FLINT, MI – Flint, much like Detroit, is having problems on their streets with those who want to illegally drag race in the city that puts lives at risk.
The Mayor and citizens want tough ordinances to send a very clear message that drag racing is not welcome on the streets in the City of Flint. Before giving the proposal even the slightest chance of being enacted in whole, the Flint City Council delayed action after some discussion was brought about to weaken the proposed penalties.
Those who break the laws and put lives at risk should not have any ordinance diluted or loop holed. By diluting the proposal and making a weakened version the new ordinance is nothing more than a slap on the hand and allows the problem to continue on.
Detroit has the same problem of those who drag race on city streets but also have the problem where gangs of ATV riders take over streets, terrorizing drivers who are trying to get to their destination. Detroit does have laws in place to stop such activity but have not yet done enough to really put a stop to either issue that plagues streets and neighborhoods.
Recently a 21-year-old man was killed when he lost control of his ATV near Vernor and Dix in Southwest Detroit.
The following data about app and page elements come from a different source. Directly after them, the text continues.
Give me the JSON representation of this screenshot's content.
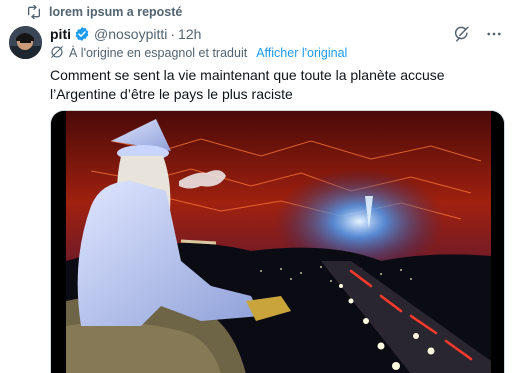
{
  "repost": {
    "text": "lorem ipsum a reposté",
    "icon": "repost-icon"
  },
  "author": {
    "display_name": "piti",
    "handle": "@nosoypitti",
    "separator": "·",
    "time": "12h",
    "verified_color": "#1d9bf0"
  },
  "translation": {
    "note": "À l'origine en espagnol et traduit",
    "link": "Afficher l'original"
  },
  "tweet": {
    "text": "Comment se sent la vie maintenant que toute la planète accuse l’Argentine d’être le pays le plus raciste"
  },
  "colors": {
    "accent": "#1d9bf0",
    "secondary_text": "#536471"
  }
}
On Sunday May 2nd, 2021, at approximately 9:25 p.m., in the area of Vernor and Dix, the young man was attempting to pass a Dodge Durango, driven by a 29-year-old woman, when he clipped her vehicle, causing him to fall off of his ATV. He was pronounced dead at the scene of the accident.
Mayor Sheldon Neeley is leading a new effort to crack down on drag racing in the City of Flint by hitting speedsters where it hurts: Taking away their vehicles.
Mayor Neeley proposed new revisions to the city’s ordinances covering drag racing that would classify drag racing and other related dangerous activity as a public nuisance and allow Flint police to seize their vehicles, trailers and all other associated property supporting their high-speed habits.
“Our neighborhoods are being terrorized by these thrill seekers. They are breaking the law and endangering innocent bystanders’ lives,” Mayor Neeley said. “Let’s hit them where it hurts by taking away their instruments of terror. Let’s take away their cars.”
The ordinance has been put before Flint City Council for consideration. Mayor Neeley urged them to act quickly to safeguard the community, even encouraging them to give the revised law immediate effect.
“This is reckless endangerment. We must act now to fight back and protect our neighborhoods,” Mayor Neeley said.
Under the proposed ordinance revisions, police would be authorized to impound and seize all property related to drag racing, including vehicles and trailers, and holding the vehicle owner liable. The property would be sold to allow the City of Flint to recover costs including towing and storage fees as well as the cost of maintaining the property and of prosecuting the case.
Any remaining balance or surplus would be deposited in the City of Flint’s general fund or as directed or ordered by the Court.